Key sectors: all

Key risks: internal conflict; political violence; political instability; economic risks


Risk development

Following the December 2020 regional elections, violence in the ongoing conflict between government forces and Anglophone separatists in Northwest and Southwest regions has intensified significantly. January 2021 was one of the deadliest months since the conflict began in 2017. As separatists have stepped up attacks on government forces and civilians, security forces have escalated punitive and indiscriminate raids across Anglophone communities. A mostly new trend characterising the renewal of violence is the increasingly frequent use of improvised explosive devices (IEDs).

Why it matters
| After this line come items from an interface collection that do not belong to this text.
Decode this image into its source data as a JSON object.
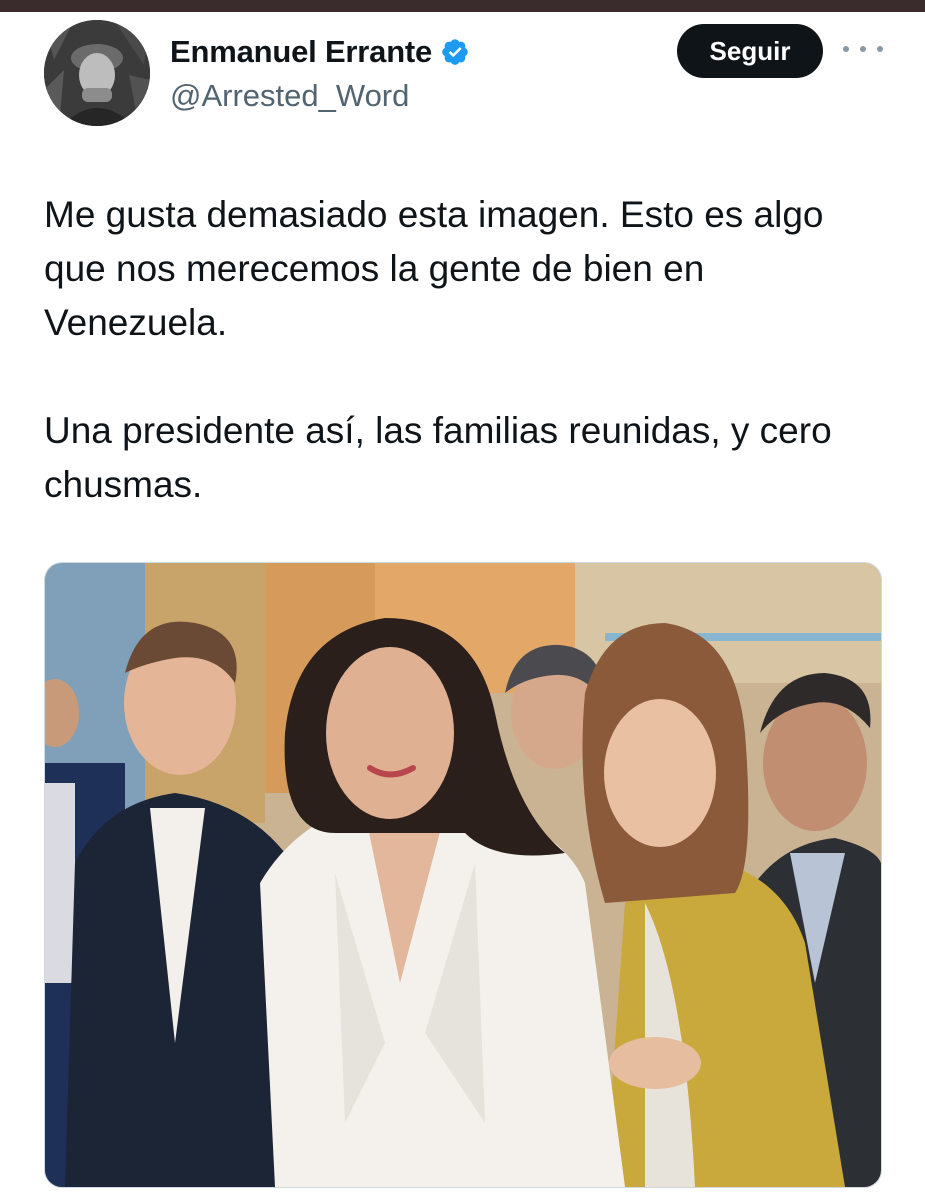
{
  "tweet": {
    "author": {
      "display_name": "Enmanuel Errante",
      "handle": "@Arrested_Word",
      "verified": true,
      "avatar_icon": "user-avatar-photo"
    },
    "follow_label": "Seguir",
    "more_icon": "more-options-icon",
    "text": {
      "paragraph1": "Me gusta demasiado esta imagen. Esto es algo que nos merecemos la gente de bien en Venezuela.",
      "paragraph2": "Una presidente así, las familias reunidas, y cero chusmas."
    },
    "media": {
      "type": "photo"
    }
  },
  "colors": {
    "follow_button_bg": "#0f1419",
    "verified_badge": "#1d9bf0",
    "handle_text": "#536471",
    "top_bar": "#3a2b2c"
  }
}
A newly inflamed conflict risks aggravating the country’s growing humanitarian crisis. Further damage to regional transport infrastructure is possible, which together with increased roadblocks by both government and separatist forces could severely limit access to essential services and supplies. As security resources are diverted to deal with the renewed crisis, other security concerns, including a recent spike in piracy activity off Cameroon’s coast and the Boko Haram insurgency in the north, may suffer from less attention. Reputational damage affecting President Paul Biya may increase amid growing international concern over recent human rights abuses. This could hurt foreign investment at time when the economic fallout of pandemic is still ravaging the region, further raising Cameroon’s high risk of external debt distress.


The reignition of violent separatist activity is widely attributed to the country’s first ever-regional elections held on 11 December 2020. The polls were a purported concession to Cameroon’s English-speaking population made by President Biya during a national dialogue in 2019 that was boycotted by separatist leaders. Rather than bringing promised de-escalation to the Anglophone conflict through assurances of greater devolution of power, the elections instead provided a catalyst for violence by separatists who rejected the vote and continued to demand the creation of an independent Anglophone ‘Amabazonian’ state over promises of increased autonomy which may never materialise. Nonetheless, a landslide victory by the ruling Cameroon People’s Democratic Movement signalled to separatist rebels that President Biya firmly retains his grip on power and his anti-secessionist agenda would therefore remain prominent in any potential dialogue.

Increased violence came to a peak in January as separatists actively sought to disrupt Cameroon’s hosting of the African Nations Football Championship between 16 January and 7 February, which nonetheless avoided most of January’s incidents. Anger surrounding the tournament primarily stemmed from the hosting of matches in Southwest’s Limbe, which Anglophone activists consider to be their territory.

Risk outlook

Recent pressure by the EU and Vatican to bring the government back to the negotiating table has largely failed as President Biya continues to favour a military response to the crisis. With separatist leaders recently reaffirming their refusal to back down over independence and their right to self-defence, the newly aggravated pattern of retaliatory violence is unlikely to diminish in the near future. Recent atrocities reported by both sides, including the 10 January massacre of nine civilians by government troops in Maoutu, Southwest, and the increasing use of IEDs by separatists, such as in an attack on convoy in Momo, Northwest, on 6 January, risk spiraling the conflict into a protracted phase of intensification that threatens to further destabilise the Anglophone regions. Attacks on civilian and government targets are highly likely to continue, and thousands more could be displaced internally and externally to neighbouring Nigeria.